Whilst some of this time has been spent filling my brain in preparation for the RACGP Fellowship Exams coming up on August 10th, I’ve also copped an unfortunate number of URTIs this year. In fact, I’ve burned through more than my available sick leave this year with a procession of viral maladies. (Those of you who were at GPRA’s BNL Conference at Parliament House in March may recall my husky, laryngitic tones) In all of these instances, I came down with clinical syndromes identical to the ones I’d been seeing en masse during my work as a GP. In fact, I can’t remember a single day off as a doctor when I haven’t had an illness that I’ve seen almost exclusively in patients rather than social contacts. Like many health professionals, I’ve enjoyed respiratory infections, gastroenteritis, and impetigo in my professional pursuits.
Right now, my better half is missing her first few days in a brand new job. In the last couple of weeks she’s seen a procession of kiddies with hand, foot and mouth syndrome typical of Coxsackie and other echoviruses. We’ve got no kids (unwell or otherwise) ourselves, nor have we had any social contact with anyone unwell. With typical mouth and hand infectious lesions, she’s out for possibly the whole week.
Can you see where I’m going here?

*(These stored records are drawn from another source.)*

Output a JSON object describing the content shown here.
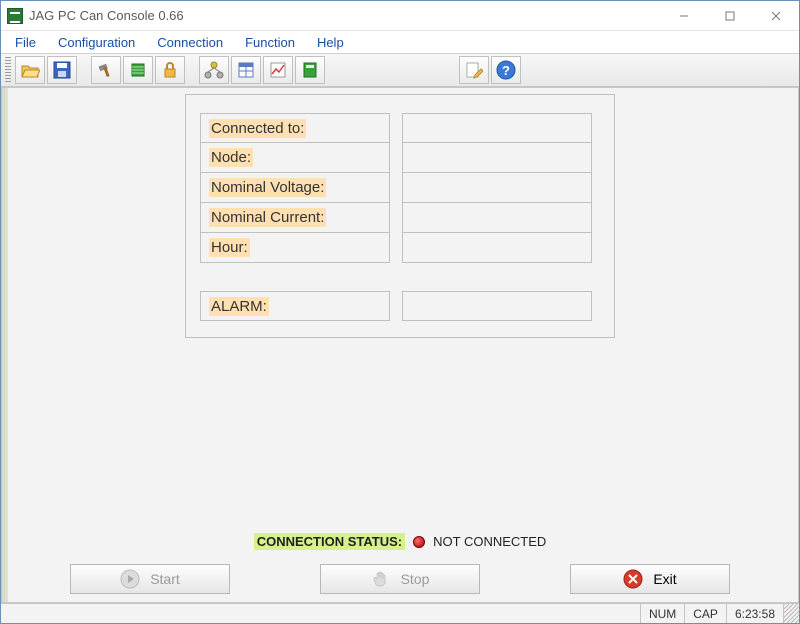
{
  "window": {
    "title": "JAG PC Can Console 0.66"
  },
  "menu": {
    "file": "File",
    "configuration": "Configuration",
    "connection": "Connection",
    "function": "Function",
    "help": "Help"
  },
  "toolbar_icons": {
    "open": "open-folder-icon",
    "save": "save-icon",
    "hammer": "hammer-icon",
    "chip": "chip-icon",
    "lock": "lock-icon",
    "nodes": "nodes-icon",
    "table": "table-icon",
    "chart": "chart-icon",
    "book": "book-icon",
    "edit": "edit-icon",
    "help": "help-icon"
  },
  "fields": {
    "connected_to": {
      "label": "Connected to:",
      "value": ""
    },
    "node": {
      "label": "Node:",
      "value": ""
    },
    "nominal_voltage": {
      "label": "Nominal Voltage:",
      "value": ""
    },
    "nominal_current": {
      "label": "Nominal Current:",
      "value": ""
    },
    "hour": {
      "label": "Hour:",
      "value": ""
    },
    "alarm": {
      "label": "ALARM:",
      "value": ""
    }
  },
  "connection": {
    "label": "CONNECTION STATUS:",
    "text": "NOT CONNECTED",
    "color": "#a00000"
  },
  "buttons": {
    "start": "Start",
    "stop": "Stop",
    "exit": "Exit"
  },
  "statusbar": {
    "num": "NUM",
    "cap": "CAP",
    "time": "6:23:58"
  }
}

Of course, this is being taken as sick leave. I’d hazard that most health care professionals do the same. But should it really be considered a work-related illness? If not for work, I can’t imagine the majority of these illnesses having existed. For all the self-insured GPs working as independent practitioners out there, rather than employees, this is a big issue – a day not at work means a day of lost income. In this regard, I’m lucky to be salaried.
Think about a different scenario – if a surgeon sustained a needlestick injury during an operation on a patient with Hepatitis C and contracted this infectious illness, it would be, without a doubt, considered a work cover issue. So what is different about other infectious agents? Is it too much red tape and bother for a short illness? Is there stigma associated with claiming Workcover? Or is there a line somewhere that defines when an illness like this moves from the everyday and accepted, to a work-related malady?
Compo, I say! Would love to hear your thoughts.